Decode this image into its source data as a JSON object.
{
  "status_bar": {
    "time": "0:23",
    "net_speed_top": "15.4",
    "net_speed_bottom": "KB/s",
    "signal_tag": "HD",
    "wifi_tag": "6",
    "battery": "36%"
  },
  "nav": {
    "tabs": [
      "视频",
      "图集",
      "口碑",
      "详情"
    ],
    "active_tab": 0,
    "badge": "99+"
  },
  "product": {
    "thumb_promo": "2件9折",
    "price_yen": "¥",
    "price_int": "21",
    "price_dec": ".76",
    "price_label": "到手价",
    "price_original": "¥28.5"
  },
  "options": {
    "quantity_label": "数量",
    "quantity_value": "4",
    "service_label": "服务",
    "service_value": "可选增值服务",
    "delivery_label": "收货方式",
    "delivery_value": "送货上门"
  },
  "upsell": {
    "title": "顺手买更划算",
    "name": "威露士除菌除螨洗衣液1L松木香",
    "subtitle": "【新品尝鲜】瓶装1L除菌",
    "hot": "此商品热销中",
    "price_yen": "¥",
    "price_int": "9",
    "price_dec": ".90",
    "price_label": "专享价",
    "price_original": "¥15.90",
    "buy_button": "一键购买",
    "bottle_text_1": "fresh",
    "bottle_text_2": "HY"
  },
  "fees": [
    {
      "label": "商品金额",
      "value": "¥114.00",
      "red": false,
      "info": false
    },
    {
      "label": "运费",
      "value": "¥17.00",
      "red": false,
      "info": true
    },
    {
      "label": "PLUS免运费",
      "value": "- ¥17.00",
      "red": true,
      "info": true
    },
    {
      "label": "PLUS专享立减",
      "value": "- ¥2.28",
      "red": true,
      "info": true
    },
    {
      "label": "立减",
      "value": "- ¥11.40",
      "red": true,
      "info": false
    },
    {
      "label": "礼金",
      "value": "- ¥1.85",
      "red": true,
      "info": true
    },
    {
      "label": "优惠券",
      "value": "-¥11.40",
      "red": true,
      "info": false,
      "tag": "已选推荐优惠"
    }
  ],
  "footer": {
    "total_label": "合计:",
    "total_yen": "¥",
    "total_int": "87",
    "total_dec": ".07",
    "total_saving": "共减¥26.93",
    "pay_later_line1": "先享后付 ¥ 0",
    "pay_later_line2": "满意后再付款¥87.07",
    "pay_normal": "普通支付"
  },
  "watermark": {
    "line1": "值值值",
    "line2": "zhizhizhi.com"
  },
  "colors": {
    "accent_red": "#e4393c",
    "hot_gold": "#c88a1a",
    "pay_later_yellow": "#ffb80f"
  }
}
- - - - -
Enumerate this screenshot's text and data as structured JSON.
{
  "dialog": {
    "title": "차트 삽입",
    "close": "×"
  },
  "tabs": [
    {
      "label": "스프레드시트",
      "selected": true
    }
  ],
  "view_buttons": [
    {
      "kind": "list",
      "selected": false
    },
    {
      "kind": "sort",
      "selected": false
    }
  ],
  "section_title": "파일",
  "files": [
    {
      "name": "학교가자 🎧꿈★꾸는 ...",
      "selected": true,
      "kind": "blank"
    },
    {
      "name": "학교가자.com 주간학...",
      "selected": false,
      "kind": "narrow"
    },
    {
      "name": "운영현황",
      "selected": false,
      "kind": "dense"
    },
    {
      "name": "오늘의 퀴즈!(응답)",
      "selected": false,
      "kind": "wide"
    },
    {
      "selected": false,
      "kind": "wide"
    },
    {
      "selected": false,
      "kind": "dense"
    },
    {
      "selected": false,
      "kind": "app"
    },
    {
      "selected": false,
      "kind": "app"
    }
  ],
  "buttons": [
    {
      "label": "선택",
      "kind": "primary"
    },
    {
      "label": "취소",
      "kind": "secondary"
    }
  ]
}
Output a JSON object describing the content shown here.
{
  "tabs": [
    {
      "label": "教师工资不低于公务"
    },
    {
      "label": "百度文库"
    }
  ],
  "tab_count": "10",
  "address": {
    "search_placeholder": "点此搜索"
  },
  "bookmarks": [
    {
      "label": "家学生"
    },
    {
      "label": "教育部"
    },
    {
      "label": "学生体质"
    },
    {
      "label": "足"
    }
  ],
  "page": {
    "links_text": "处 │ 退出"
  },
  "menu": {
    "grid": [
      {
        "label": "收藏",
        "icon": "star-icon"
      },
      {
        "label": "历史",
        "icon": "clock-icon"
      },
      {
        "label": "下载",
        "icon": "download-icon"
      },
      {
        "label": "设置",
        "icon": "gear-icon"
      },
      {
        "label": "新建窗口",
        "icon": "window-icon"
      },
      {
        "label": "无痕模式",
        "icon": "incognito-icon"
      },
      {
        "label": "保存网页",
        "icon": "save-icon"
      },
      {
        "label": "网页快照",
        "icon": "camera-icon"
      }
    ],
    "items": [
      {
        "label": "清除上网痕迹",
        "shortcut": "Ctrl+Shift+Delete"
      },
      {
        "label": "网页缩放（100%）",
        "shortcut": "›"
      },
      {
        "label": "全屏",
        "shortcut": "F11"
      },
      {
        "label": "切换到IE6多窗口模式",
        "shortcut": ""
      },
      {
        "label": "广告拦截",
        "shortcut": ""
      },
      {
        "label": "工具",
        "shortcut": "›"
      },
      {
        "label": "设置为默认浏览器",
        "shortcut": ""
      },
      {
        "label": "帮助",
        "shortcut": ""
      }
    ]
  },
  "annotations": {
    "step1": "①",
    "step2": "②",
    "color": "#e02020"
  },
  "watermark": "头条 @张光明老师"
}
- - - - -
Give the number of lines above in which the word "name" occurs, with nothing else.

5